> [TASK TO CARRY OUT]: Restate all of the entries exactly, each line as it stands.

━━ INPUT RECORDS

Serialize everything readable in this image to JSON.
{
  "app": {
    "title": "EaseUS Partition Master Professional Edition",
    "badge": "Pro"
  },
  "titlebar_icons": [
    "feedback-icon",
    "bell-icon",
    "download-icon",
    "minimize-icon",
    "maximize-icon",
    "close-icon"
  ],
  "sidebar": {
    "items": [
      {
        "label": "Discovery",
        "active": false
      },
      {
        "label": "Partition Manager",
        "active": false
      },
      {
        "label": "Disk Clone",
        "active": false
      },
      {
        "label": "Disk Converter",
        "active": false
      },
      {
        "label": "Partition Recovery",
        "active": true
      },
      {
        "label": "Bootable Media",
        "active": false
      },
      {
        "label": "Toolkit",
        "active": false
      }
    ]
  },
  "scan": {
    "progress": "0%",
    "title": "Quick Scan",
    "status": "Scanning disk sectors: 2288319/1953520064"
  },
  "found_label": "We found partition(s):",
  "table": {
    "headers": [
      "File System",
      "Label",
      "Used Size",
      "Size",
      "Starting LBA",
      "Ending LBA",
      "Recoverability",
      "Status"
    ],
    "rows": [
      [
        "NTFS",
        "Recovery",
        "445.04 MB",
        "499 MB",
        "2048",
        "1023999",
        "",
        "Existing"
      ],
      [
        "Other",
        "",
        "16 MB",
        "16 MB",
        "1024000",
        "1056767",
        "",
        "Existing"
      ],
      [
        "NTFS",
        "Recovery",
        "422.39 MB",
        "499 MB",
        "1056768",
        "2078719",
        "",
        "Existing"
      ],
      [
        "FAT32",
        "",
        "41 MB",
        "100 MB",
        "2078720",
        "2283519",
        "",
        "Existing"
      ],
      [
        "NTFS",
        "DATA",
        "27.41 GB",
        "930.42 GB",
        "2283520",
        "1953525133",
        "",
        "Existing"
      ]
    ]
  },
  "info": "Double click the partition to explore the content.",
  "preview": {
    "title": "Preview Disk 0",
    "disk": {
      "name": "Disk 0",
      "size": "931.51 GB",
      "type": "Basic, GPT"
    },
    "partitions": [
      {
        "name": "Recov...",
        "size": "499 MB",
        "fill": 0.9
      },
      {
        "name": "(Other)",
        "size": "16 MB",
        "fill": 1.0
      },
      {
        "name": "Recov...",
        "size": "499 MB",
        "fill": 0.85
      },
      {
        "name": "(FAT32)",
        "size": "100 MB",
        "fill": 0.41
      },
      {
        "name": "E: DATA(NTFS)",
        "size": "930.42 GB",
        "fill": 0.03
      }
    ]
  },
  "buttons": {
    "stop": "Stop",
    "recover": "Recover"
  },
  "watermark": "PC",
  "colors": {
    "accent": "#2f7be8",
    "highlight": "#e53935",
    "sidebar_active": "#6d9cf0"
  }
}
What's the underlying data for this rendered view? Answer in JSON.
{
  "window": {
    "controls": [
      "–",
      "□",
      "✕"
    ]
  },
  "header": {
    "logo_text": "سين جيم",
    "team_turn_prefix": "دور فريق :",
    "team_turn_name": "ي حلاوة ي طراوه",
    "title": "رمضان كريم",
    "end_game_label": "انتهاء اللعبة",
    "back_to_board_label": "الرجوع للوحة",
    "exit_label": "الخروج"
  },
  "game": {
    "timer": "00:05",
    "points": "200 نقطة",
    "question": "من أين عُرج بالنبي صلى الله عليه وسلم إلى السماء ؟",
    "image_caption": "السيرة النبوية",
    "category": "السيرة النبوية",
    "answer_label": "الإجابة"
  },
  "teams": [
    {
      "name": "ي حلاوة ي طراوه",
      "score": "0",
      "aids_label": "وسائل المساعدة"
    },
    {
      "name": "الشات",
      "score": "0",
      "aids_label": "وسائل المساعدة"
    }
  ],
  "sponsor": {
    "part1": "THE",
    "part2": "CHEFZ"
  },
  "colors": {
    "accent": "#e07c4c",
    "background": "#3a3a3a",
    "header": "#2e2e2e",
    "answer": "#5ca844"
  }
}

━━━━

> [WRITTEN RESPONSE]:
Serialize everything readable in this image to JSON.
{
  "app": {
    "title": "EaseUS Partition Master Professional Edition",
    "badge": "Pro"
  },
  "titlebar_icons": [
    "feedback-icon",
    "bell-icon",
    "download-icon",
    "minimize-icon",
    "maximize-icon",
    "close-icon"
  ],
  "sidebar": {
    "items": [
      {
        "label": "Discovery",
        "active": false
      },
      {
        "label": "Partition Manager",
        "active": false
      },
      {
        "label": "Disk Clone",
        "active": false
      },
      {
        "label": "Disk Converter",
        "active": false
      },
      {
        "label": "Partition Recovery",
        "active": true
      },
      {
        "label": "Bootable Media",
        "active": false
      },
      {
        "label": "Toolkit",
        "active": false
      }
    ]
  },
  "scan": {
    "progress": "0%",
    "title": "Quick Scan",
    "status": "Scanning disk sectors: 2288319/1953520064"
  },
  "found_label": "We found partition(s):",
  "table": {
    "headers": [
      "File System",
      "Label",
      "Used Size",
      "Size",
      "Starting LBA",
      "Ending LBA",
      "Recoverability",
      "Status"
    ],
    "rows": [
      [
        "NTFS",
        "Recovery",
        "445.04 MB",
        "499 MB",
        "2048",
        "1023999",
        "",
        "Existing"
      ],
      [
        "Other",
        "",
        "16 MB",
        "16 MB",
        "1024000",
        "1056767",
        "",
        "Existing"
      ],
      [
        "NTFS",
        "Recovery",
        "422.39 MB",
        "499 MB",
        "1056768",
        "2078719",
        "",
        "Existing"
      ],
      [
        "FAT32",
        "",
        "41 MB",
        "100 MB",
        "2078720",
        "2283519",
        "",
        "Existing"
      ],
      [
        "NTFS",
        "DATA",
        "27.41 GB",
        "930.42 GB",
        "2283520",
        "1953525133",
        "",
        "Existing"
      ]
    ]
  },
  "info": "Double click the partition to explore the content.",
  "preview": {
    "title": "Preview Disk 0",
    "disk": {
      "name": "Disk 0",
      "size": "931.51 GB",
      "type": "Basic, GPT"
    },
    "partitions": [
      {
        "name": "Recov...",
        "size": "499 MB",
        "fill": 0.9
      },
      {
        "name": "(Other)",
        "size": "16 MB",
        "fill": 1.0
      },
      {
        "name": "Recov...",
        "size": "499 MB",
        "fill": 0.85
      },
      {
        "name": "(FAT32)",
        "size": "100 MB",
        "fill": 0.41
      },
      {
        "name": "E: DATA(NTFS)",
        "size": "930.42 GB",
        "fill": 0.03
      }
    ]
  },
  "buttons": {
    "stop": "Stop",
    "recover": "Recover"
  },
  "watermark": "PC",
  "colors": {
    "accent": "#2f7be8",
    "highlight": "#e53935",
    "sidebar_active": "#6d9cf0"
  }
}
What's the underlying data for this rendered view? Answer in JSON.
{
  "window": {
    "controls": [
      "–",
      "□",
      "✕"
    ]
  },
  "header": {
    "logo_text": "سين جيم",
    "team_turn_prefix": "دور فريق :",
    "team_turn_name": "ي حلاوة ي طراوه",
    "title": "رمضان كريم",
    "end_game_label": "انتهاء اللعبة",
    "back_to_board_label": "الرجوع للوحة",
    "exit_label": "الخروج"
  },
  "game": {
    "timer": "00:05",
    "points": "200 نقطة",
    "question": "من أين عُرج بالنبي صلى الله عليه وسلم إلى السماء ؟",
    "image_caption": "السيرة النبوية",
    "category": "السيرة النبوية",
    "answer_label": "الإجابة"
  },
  "teams": [
    {
      "name": "ي حلاوة ي طراوه",
      "score": "0",
      "aids_label": "وسائل المساعدة"
    },
    {
      "name": "الشات",
      "score": "0",
      "aids_label": "وسائل المساعدة"
    }
  ],
  "sponsor": {
    "part1": "THE",
    "part2": "CHEFZ"
  },
  "colors": {
    "accent": "#e07c4c",
    "background": "#3a3a3a",
    "header": "#2e2e2e",
    "answer": "#5ca844"
  }
}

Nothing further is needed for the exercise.